- _What to do_: Copy out each line of the data that contains "JSON".

- _Stored entries_:
━━━━━━━━━━━━━━━━━━━━
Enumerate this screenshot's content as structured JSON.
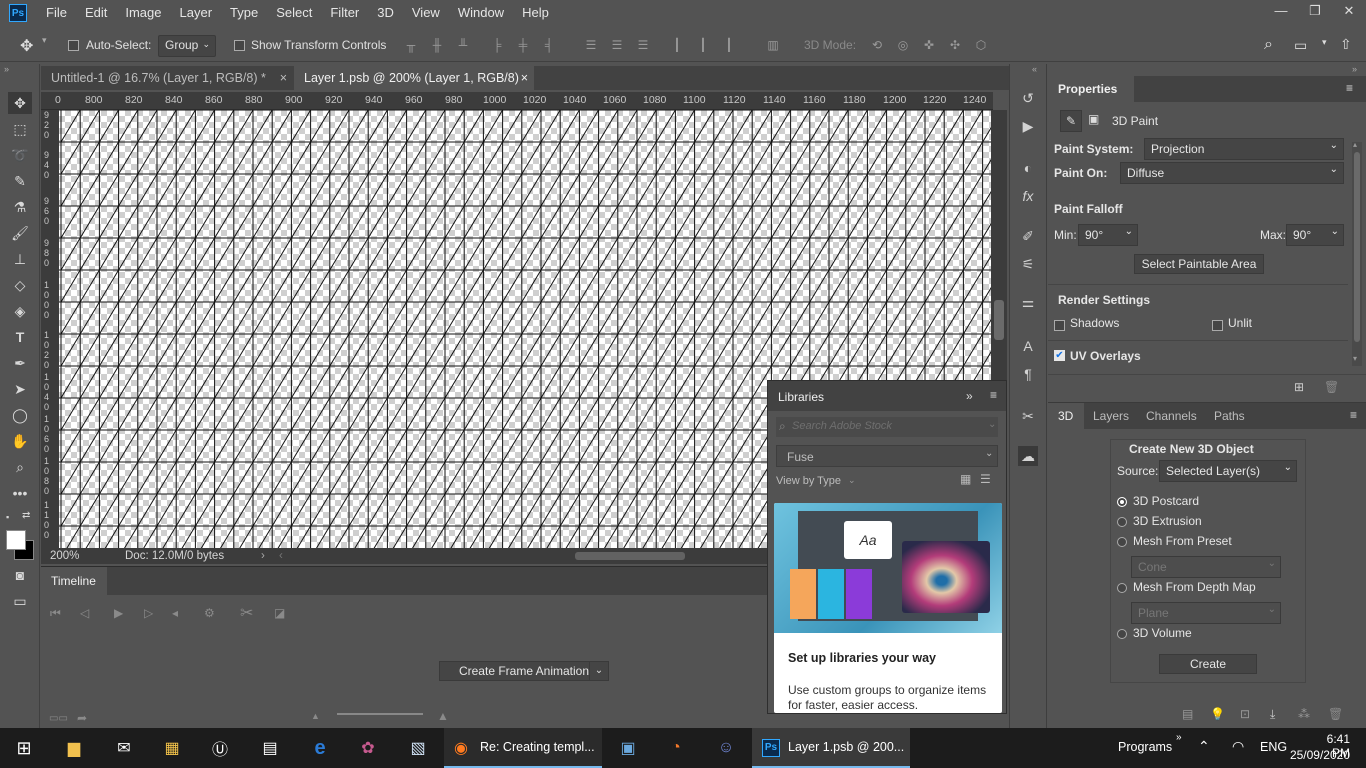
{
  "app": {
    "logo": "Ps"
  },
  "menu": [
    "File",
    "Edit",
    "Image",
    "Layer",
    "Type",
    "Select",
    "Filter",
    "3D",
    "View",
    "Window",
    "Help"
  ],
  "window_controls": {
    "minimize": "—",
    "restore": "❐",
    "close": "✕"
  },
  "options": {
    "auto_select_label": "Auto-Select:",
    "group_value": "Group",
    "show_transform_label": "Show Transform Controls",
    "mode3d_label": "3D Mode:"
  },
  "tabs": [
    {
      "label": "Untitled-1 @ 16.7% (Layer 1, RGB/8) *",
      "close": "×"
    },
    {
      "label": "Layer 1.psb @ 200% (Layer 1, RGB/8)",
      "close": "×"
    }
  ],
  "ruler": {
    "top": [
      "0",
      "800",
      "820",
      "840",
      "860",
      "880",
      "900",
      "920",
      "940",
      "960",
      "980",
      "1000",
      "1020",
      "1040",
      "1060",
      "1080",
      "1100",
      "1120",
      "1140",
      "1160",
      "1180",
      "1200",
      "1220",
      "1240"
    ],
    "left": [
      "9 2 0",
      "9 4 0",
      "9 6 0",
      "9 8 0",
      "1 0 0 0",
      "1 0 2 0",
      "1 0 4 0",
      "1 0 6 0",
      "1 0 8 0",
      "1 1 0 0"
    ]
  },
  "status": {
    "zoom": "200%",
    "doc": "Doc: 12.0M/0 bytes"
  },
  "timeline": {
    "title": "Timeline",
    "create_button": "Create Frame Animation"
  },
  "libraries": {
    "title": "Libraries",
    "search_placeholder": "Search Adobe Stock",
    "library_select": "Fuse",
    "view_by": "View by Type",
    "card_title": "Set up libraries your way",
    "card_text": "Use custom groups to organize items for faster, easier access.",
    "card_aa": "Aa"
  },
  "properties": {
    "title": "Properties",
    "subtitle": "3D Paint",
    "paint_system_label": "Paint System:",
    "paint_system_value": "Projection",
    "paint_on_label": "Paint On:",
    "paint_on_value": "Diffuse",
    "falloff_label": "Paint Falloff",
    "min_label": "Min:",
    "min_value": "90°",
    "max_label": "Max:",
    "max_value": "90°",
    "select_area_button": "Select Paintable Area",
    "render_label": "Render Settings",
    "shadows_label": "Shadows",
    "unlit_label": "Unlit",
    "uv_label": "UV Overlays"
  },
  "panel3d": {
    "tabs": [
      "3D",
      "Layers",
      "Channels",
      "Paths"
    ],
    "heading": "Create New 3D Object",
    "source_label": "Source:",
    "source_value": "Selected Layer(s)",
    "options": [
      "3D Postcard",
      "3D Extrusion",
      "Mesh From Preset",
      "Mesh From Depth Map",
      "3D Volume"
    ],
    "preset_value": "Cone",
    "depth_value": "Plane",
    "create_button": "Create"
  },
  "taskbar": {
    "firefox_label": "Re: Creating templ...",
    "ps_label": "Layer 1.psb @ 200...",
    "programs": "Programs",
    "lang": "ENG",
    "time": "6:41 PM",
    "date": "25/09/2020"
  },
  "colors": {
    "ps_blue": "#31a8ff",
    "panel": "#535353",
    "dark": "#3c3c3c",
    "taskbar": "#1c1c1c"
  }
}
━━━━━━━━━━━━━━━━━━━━
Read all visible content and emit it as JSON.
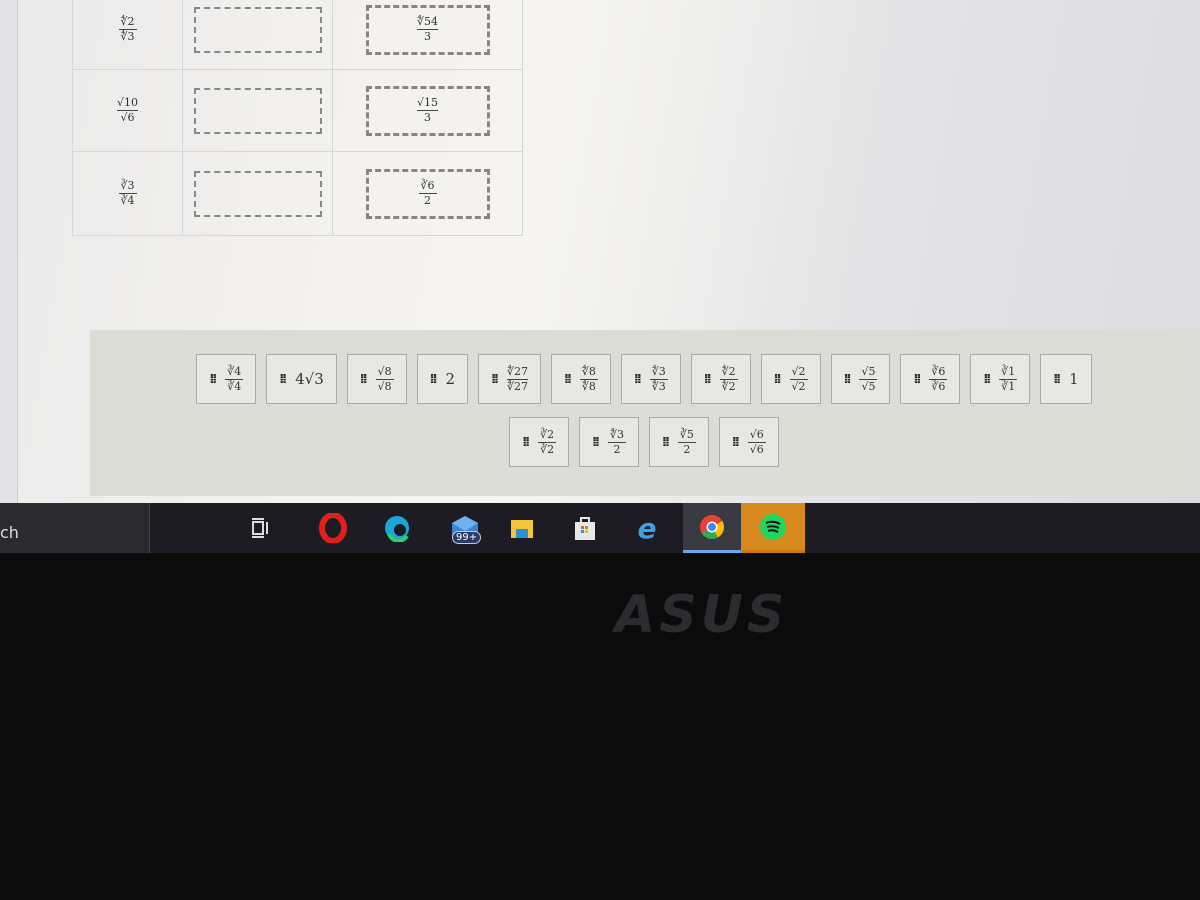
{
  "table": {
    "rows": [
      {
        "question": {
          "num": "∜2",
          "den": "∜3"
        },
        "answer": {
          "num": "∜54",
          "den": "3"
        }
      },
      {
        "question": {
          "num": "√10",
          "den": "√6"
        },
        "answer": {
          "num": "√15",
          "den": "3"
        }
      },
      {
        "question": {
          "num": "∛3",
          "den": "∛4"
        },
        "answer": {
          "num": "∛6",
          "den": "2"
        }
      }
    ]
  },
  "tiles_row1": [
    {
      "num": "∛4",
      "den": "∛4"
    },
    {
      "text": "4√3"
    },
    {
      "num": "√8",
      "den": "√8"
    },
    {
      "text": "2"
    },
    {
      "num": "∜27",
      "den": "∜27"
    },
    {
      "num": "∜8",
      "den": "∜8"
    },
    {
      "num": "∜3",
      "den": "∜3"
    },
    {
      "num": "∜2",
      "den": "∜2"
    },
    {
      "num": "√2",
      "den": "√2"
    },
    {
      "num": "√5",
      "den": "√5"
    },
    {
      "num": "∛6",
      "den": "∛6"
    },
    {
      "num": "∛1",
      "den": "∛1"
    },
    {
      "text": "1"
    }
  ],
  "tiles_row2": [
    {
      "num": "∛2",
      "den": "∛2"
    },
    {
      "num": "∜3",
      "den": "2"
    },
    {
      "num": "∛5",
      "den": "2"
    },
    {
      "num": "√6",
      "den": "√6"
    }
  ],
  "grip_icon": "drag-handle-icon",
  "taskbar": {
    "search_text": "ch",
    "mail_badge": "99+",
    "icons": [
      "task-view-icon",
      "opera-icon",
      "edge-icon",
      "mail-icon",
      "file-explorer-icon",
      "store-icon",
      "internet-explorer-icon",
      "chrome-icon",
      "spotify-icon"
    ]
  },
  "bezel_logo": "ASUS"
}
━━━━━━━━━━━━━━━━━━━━
- _Answer section_:
Enumerate this screenshot's content as structured JSON.
Read all visible content and emit it as JSON.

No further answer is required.